Shortly After Midnight: Such a February face, so full of frost, of storm and cloudiness
The bourgeois parody ended when 199 of the MPs had voted in favour of the second memorandum agreement between the Greek State and the Troika (EU/ECB/IMF), thereby approving the harshest austerity measures and condemning, once again, the people to impoverishment. The damn Press of the regime spread slanders right away against anarchists, anti-authoritarians and insurgents, while Alexis Tsipras, party president of the Coalition of the ‘Radical’ Left, denounced who he called ‘parastatal forces’ that had burned the city of Athens. While the minions of Power such as the mayor Giorgos Kaminis were unequivocally denouncing street fighting, black smoke was seen rising from dozens of buildings in the metropolis, sending a message of resistance and disobedience to the world.
Elderly man hit by DELTA police motorcycle units on Ermou Street, in downtown Athens (12/2); the bystanders who called for an ambulance at the spot, now testify that cops also beat the man with batons
The Day After: Candles for ruins, pre-trial incarcerations and media orchestrations
It was only in the morning, and after many hours of efforts, that firefighters managed to extinguish the flames of freedom. And there’s a mourning short period after such events, where citizens eagerly hold candles over their ruins. That hypocrisy is beyond words. Athens seems to have burned scars, with a flood of terror-frenzy scenarios in the media making ‘normality’ extremely fragile. We know as well as the Power knows, that flames rose high in the streets on February 12th, flames that may ignite other fires to burn worldwide. If this brief rebellious manifestation will not extend beyond the state borders, it will not vindicate us. In present times, amidst another round of protests on February 19th, international solidarity and complicity are more important than ever before. Solidarity with the struggle in Greece means to attack directly on any infrastructure of the State and the Capital, often within walking distance from your place. Because it is important to say that whoever wants to show factual solidarity cannot claim ‘I’m Greek too’ or ‘we are all Greeks’. The solidarity that can help our struggle is against any nations, against patriotism, is attacking the State’s structures and its supporters, spreading the idea of freedom for everyone.
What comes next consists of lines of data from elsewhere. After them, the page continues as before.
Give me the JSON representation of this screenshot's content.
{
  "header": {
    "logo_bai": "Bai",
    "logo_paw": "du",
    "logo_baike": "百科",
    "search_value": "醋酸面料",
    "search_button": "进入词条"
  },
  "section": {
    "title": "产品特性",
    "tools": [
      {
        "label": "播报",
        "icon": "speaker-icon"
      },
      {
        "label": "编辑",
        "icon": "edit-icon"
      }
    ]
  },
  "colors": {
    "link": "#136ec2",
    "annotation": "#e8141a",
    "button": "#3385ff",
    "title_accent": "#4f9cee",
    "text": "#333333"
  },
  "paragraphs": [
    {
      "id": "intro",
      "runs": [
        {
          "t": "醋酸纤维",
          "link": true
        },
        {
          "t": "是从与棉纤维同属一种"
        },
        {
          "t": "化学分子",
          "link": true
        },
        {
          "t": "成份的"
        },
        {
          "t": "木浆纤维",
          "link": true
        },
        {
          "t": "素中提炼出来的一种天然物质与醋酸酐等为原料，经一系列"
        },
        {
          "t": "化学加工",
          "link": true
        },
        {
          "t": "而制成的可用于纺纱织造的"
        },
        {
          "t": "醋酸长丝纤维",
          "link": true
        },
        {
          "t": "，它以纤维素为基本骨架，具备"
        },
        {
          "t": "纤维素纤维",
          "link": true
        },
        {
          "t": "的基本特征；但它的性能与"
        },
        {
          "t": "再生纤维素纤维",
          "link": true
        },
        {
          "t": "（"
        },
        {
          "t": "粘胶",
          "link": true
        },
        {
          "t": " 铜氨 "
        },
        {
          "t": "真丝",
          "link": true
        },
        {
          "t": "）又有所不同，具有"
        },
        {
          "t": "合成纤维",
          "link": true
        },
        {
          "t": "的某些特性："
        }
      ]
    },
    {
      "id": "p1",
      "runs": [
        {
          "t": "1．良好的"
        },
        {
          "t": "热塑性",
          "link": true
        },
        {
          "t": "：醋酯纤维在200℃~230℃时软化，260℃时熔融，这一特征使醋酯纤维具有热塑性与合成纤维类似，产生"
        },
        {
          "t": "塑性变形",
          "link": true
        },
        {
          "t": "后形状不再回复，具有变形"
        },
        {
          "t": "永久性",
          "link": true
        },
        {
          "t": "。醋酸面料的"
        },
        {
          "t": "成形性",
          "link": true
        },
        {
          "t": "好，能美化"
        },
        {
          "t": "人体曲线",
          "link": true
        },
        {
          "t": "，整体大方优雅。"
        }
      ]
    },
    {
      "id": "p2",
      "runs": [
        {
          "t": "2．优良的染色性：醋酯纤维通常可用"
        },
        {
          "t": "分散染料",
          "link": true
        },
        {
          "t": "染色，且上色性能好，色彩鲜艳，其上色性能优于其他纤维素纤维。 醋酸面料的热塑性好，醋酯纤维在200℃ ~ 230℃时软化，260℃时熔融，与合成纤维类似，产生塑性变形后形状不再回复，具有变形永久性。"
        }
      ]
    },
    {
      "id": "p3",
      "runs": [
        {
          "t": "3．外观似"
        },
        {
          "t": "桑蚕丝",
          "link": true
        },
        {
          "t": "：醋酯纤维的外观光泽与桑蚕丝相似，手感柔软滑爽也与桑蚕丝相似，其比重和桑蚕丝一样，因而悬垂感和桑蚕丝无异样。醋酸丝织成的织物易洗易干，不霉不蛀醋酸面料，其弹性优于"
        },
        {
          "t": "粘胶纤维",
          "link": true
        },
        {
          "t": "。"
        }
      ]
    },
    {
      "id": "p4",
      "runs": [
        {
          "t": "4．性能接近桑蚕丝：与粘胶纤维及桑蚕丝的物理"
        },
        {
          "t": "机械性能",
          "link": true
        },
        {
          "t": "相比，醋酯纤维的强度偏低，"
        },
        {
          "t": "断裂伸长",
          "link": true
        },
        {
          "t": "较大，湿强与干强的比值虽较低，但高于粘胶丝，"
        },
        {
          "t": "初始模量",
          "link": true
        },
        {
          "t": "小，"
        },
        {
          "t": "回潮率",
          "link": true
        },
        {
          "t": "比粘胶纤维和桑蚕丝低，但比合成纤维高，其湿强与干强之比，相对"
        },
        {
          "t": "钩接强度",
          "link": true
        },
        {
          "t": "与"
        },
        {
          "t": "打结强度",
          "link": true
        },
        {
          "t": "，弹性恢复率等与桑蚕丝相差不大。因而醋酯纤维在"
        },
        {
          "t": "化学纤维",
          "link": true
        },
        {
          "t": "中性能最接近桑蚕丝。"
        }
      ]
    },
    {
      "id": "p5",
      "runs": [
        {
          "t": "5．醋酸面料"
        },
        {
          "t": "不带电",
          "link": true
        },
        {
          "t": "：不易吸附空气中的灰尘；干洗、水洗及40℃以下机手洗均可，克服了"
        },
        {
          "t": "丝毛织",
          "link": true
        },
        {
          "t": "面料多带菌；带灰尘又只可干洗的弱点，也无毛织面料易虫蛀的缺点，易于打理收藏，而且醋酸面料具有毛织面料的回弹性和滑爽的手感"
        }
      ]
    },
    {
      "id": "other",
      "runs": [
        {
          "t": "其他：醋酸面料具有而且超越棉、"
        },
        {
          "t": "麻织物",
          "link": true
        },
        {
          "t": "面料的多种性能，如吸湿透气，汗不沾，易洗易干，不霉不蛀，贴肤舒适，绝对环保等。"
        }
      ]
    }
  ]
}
Reciprocal aid means that we are not ‘all Greeks’; we are of no country, of no nationality; we are what our revolutionary solidarity will gradually make us.